Timing Architecture: FIG. 2 shows the detailed timing structure of the tri-core architecture. The Ethernet processor runs asynchronously; alternating between receiving packets from the Ethernet and transmitting packets to the Ethernet. The MAC Processor functions in sync with the super-frame structure. However, the activities of the MAC processor are not based on timeslot boundaries. Instead its activities vary during the uplink and downlink periods. During the current Uplink duration, the MAC will process the packets received during the Uplink period of Air Interface Processor in the previous super-frame. These packets will then be inserted into the ETH_OUT Buffer, from where the ETH Processor will transmit them over the back-haul. During the Downlink duration, the MAC will process the packets received over the Ethernet (in Tx Dual Port Buffer). The processed packet will be inserted into buffer corresponding to the timeslot in which it is to be sent and will be transmitted in the next super-frame.

By employing multiple processor cores, the requirement of processing the packet within the timeslot is avoided. A separate processor now handles the processing, thus the time-slot period has to be long enough to receive or transmit a packet. This allows a reduction in the time-slot period, thereby increasing system capacity.

In this application we described a tri-core architecture that minimizes the latency associated with MAC layer processing. The idea is based on pipelining of the tasks wherein each core is performing a specified set of tasks associated with MAC layer. The proposed tri-core architecture enables support for a greater number of concurrent users than single-core architectures.

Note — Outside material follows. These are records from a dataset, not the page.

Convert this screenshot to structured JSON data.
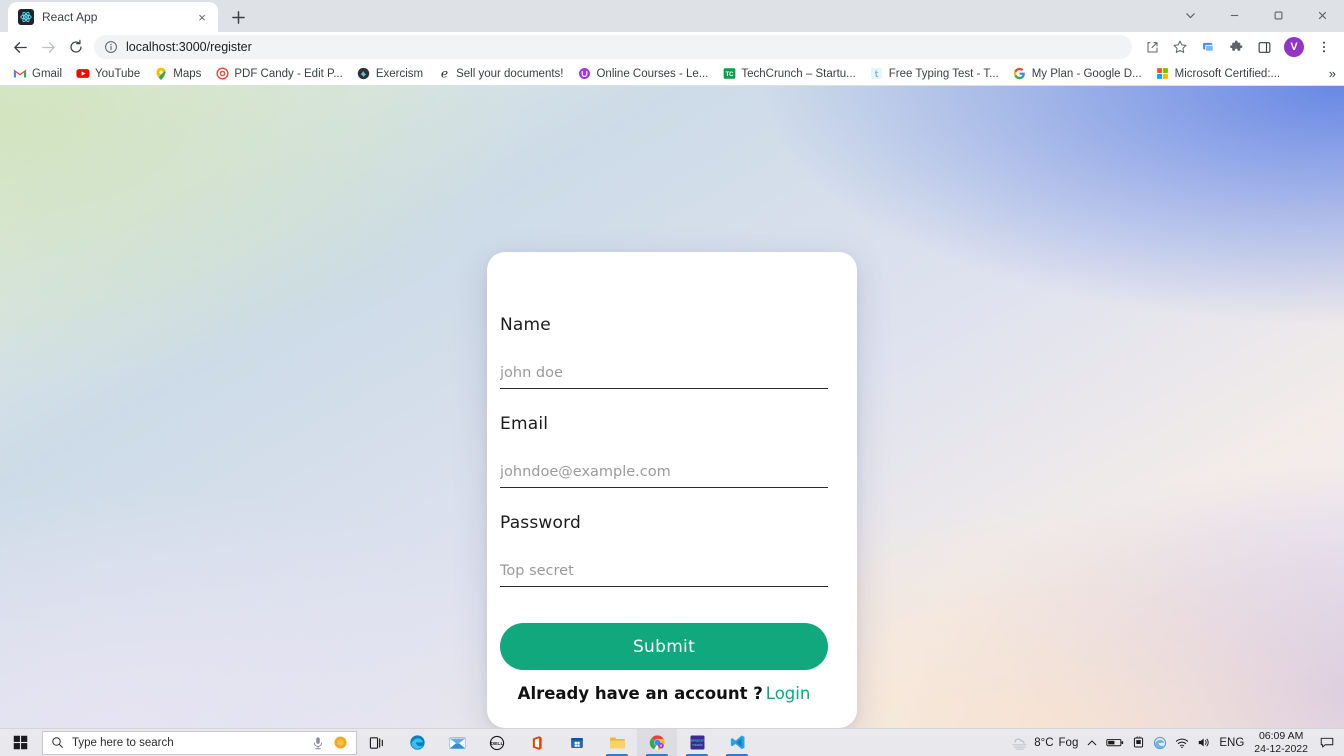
{
  "browser": {
    "tab": {
      "title": "React App",
      "favicon": "react-logo-icon",
      "close": "×"
    },
    "new_tab_label": "+",
    "window_controls": {
      "tab_search": "tab-search-chevron-icon",
      "minimize": "minimize-icon",
      "maximize": "maximize-icon",
      "close": "close-icon"
    },
    "nav": {
      "back": "back-arrow-icon",
      "forward": "forward-arrow-icon",
      "reload": "reload-icon"
    },
    "omnibox": {
      "site_info_icon": "info-circle-icon",
      "url": "localhost:3000/register"
    },
    "toolbar_right": {
      "share": "share-icon",
      "bookmark": "star-icon",
      "cast": "cast-icon",
      "extensions": "puzzle-piece-icon",
      "side_panel": "side-panel-icon",
      "avatar_initial": "V",
      "menu": "three-dot-menu-icon"
    },
    "bookmarks": [
      {
        "label": "Gmail",
        "icon": "gmail-icon"
      },
      {
        "label": "YouTube",
        "icon": "youtube-icon"
      },
      {
        "label": "Maps",
        "icon": "maps-pin-icon"
      },
      {
        "label": "PDF Candy - Edit P...",
        "icon": "pdf-candy-icon"
      },
      {
        "label": "Exercism",
        "icon": "exercism-icon"
      },
      {
        "label": "Sell your documents!",
        "icon": "studocu-icon"
      },
      {
        "label": "Online Courses - Le...",
        "icon": "udemy-icon"
      },
      {
        "label": "TechCrunch – Startu...",
        "icon": "techcrunch-icon"
      },
      {
        "label": "Free Typing Test - T...",
        "icon": "typing-test-icon"
      },
      {
        "label": "My Plan - Google D...",
        "icon": "google-icon"
      },
      {
        "label": "Microsoft Certified:...",
        "icon": "microsoft-icon"
      }
    ],
    "bookmarks_overflow": "»"
  },
  "page": {
    "form": {
      "fields": [
        {
          "label": "Name",
          "placeholder": "john doe",
          "value": "",
          "type": "text"
        },
        {
          "label": "Email",
          "placeholder": "johndoe@example.com",
          "value": "",
          "type": "email"
        },
        {
          "label": "Password",
          "placeholder": "Top secret",
          "value": "",
          "type": "password"
        }
      ],
      "submit_label": "Submit",
      "footnote_text": "Already have an account ?",
      "login_link_label": "Login"
    },
    "colors": {
      "accent_green": "#10a87c",
      "card_background": "#ffffff",
      "input_underline": "#2b2b2b",
      "placeholder": "#9a9a9a"
    }
  },
  "taskbar": {
    "start": "windows-start-icon",
    "search_placeholder": "Type here to search",
    "search_icons": {
      "magnifier": "search-icon",
      "cortana": "microphone-icon",
      "highlight": "cortana-circle-icon"
    },
    "task_view": "task-view-icon",
    "apps": [
      {
        "name": "edge-icon",
        "active": false,
        "running": false
      },
      {
        "name": "mail-icon",
        "active": false,
        "running": false
      },
      {
        "name": "dell-icon",
        "active": false,
        "running": false
      },
      {
        "name": "office-icon",
        "active": false,
        "running": false
      },
      {
        "name": "microsoft-store-icon",
        "active": false,
        "running": false
      },
      {
        "name": "file-explorer-icon",
        "active": false,
        "running": true
      },
      {
        "name": "chrome-icon",
        "active": true,
        "running": true
      },
      {
        "name": "amazon-music-icon",
        "active": false,
        "running": true
      },
      {
        "name": "vs-code-icon",
        "active": false,
        "running": true
      }
    ],
    "tray": {
      "weather_temp": "8°C",
      "weather_condition": "Fog",
      "weather_icon": "cloud-fog-icon",
      "show_hidden": "chevron-up-icon",
      "battery": "battery-icon",
      "onedrive_or_device": "device-icon",
      "edge_sync": "edge-tray-icon",
      "wifi": "wifi-icon",
      "volume": "speaker-icon",
      "language": "ENG",
      "time": "06:09 AM",
      "date": "24-12-2022",
      "action_center": "notification-icon"
    }
  }
}
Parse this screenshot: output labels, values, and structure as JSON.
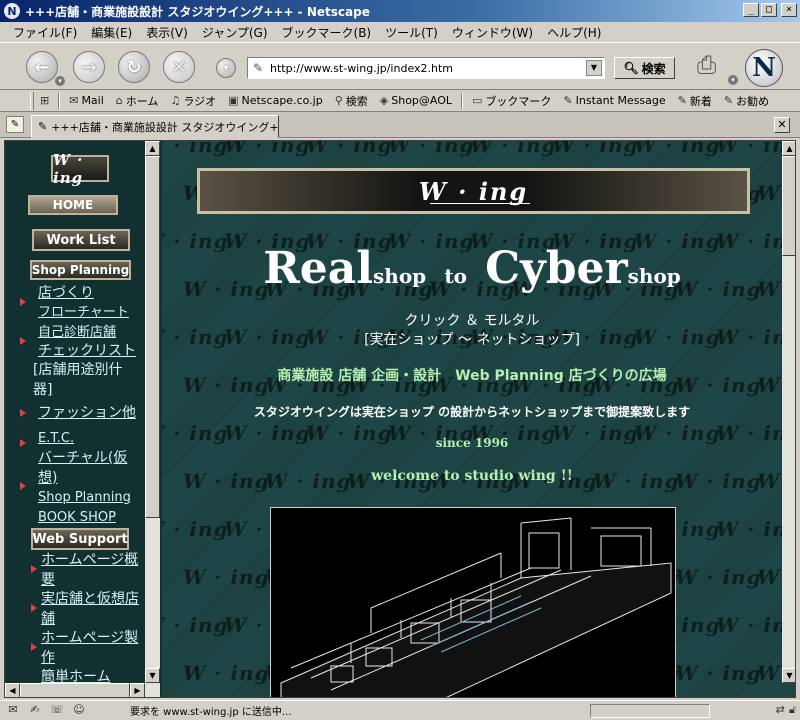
{
  "window": {
    "title": "+++店舗・商業施設設計 スタジオウイング+++ - Netscape"
  },
  "menu": [
    "ファイル(F)",
    "編集(E)",
    "表示(V)",
    "ジャンプ(G)",
    "ブックマーク(B)",
    "ツール(T)",
    "ウィンドウ(W)",
    "ヘルプ(H)"
  ],
  "nav": {
    "url": "http://www.st-wing.jp/index2.htm",
    "search_label": "検索"
  },
  "personal_toolbar": [
    "Mail",
    "ホーム",
    "ラジオ",
    "Netscape.co.jp",
    "検索",
    "Shop@AOL",
    "ブックマーク",
    "Instant Message",
    "新着",
    "お勧め"
  ],
  "tab": {
    "title": "+++店舗・商業施設設計 スタジオウイング+++"
  },
  "sidebar": {
    "logo": "W · ing",
    "home": "HOME",
    "work_list": "Work List",
    "shop_planning": "Shop Planning",
    "links": [
      "店づくり",
      "フローチャート",
      "自己診断店舗",
      "チェックリスト"
    ],
    "category_text": "[店舗用途別什器]",
    "fashion": "ファッション他",
    "etc": "E.T.C.",
    "virtual": "バーチャル(仮想)",
    "shop_planning_book": "Shop Planning BOOK SHOP",
    "web_support": "Web Support",
    "links2": [
      "ホームページ概要",
      "実店舗と仮想店舗",
      "ホームページ製作",
      "簡単ホーム"
    ]
  },
  "main": {
    "banner_logo": "W · ing",
    "hero": {
      "real": "Real",
      "shop1": "shop",
      "to": "to",
      "cyber": "Cyber",
      "shop2": "shop"
    },
    "click_mortar": "クリック ＆ モルタル",
    "subtitle": "[実在ショップ 〜 ネットショップ]",
    "tagline": "商業施設 店舗 企画・設計　Web Planning 店づくりの広場",
    "description": "スタジオウイングは実在ショップ の設計からネットショップまで御提案致します",
    "since": "since 1996",
    "welcome": "welcome to studio wing !!",
    "watermark": "W · ing"
  },
  "status": {
    "text": "要求を www.st-wing.jp に送信中..."
  }
}
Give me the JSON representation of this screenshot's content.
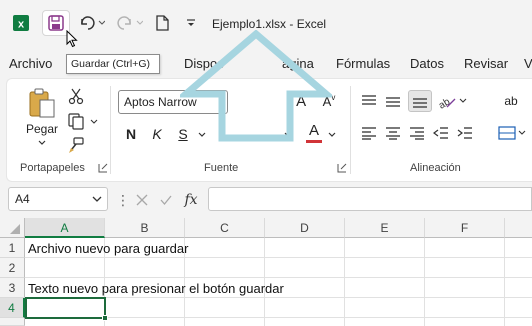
{
  "titlebar": {
    "title": "Ejemplo1.xlsx  -  Excel",
    "icons": [
      "excel-logo-icon",
      "save-icon",
      "undo-icon",
      "redo-icon",
      "new-file-icon",
      "customize-qat-icon"
    ]
  },
  "tooltip": {
    "text": "Guardar (Ctrl+G)"
  },
  "tabs": [
    {
      "label": "Archivo"
    },
    {
      "label": "Dispos"
    },
    {
      "label": "ágina"
    },
    {
      "label": "Fórmulas"
    },
    {
      "label": "Datos"
    },
    {
      "label": "Revisar"
    },
    {
      "label": "V"
    }
  ],
  "ribbon": {
    "portapapeles": {
      "paste_label": "Pegar",
      "group_label": "Portapapeles"
    },
    "fuente": {
      "font_name": "Aptos Narrow",
      "bold": "N",
      "italic": "K",
      "underline": "S",
      "grow": "A",
      "shrink": "A",
      "font_color": "A",
      "group_label": "Fuente"
    },
    "alineacion": {
      "group_label": "Alineación",
      "wrap_label": "ab"
    }
  },
  "formula_bar": {
    "name_box": "A4",
    "fx": "fx",
    "value": ""
  },
  "sheet": {
    "columns": [
      "A",
      "B",
      "C",
      "D",
      "E",
      "F"
    ],
    "rows": [
      "1",
      "2",
      "3",
      "4"
    ],
    "cells": {
      "A1": "Archivo nuevo para guardar",
      "A2": "",
      "A3": "Texto nuevo para presionar el botón guardar",
      "A4": ""
    },
    "active_cell": "A4"
  },
  "colors": {
    "excel_green": "#107c41",
    "active_border": "#1d6b3c",
    "arrow": "#a6d5e0",
    "font_color_bar": "#d13438"
  }
}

Since certain changes may be made in the above described tri-core architecture that minimizes the latency associated with MAC layer processing by the base station using a MAC protocol for use in VoIP systems without departing from the scope of the invention herein involved, it is intended that all matter contained in the description thereof, or shown in the accompanying figures, shall be interpreted as illustrative and not in a limiting sense.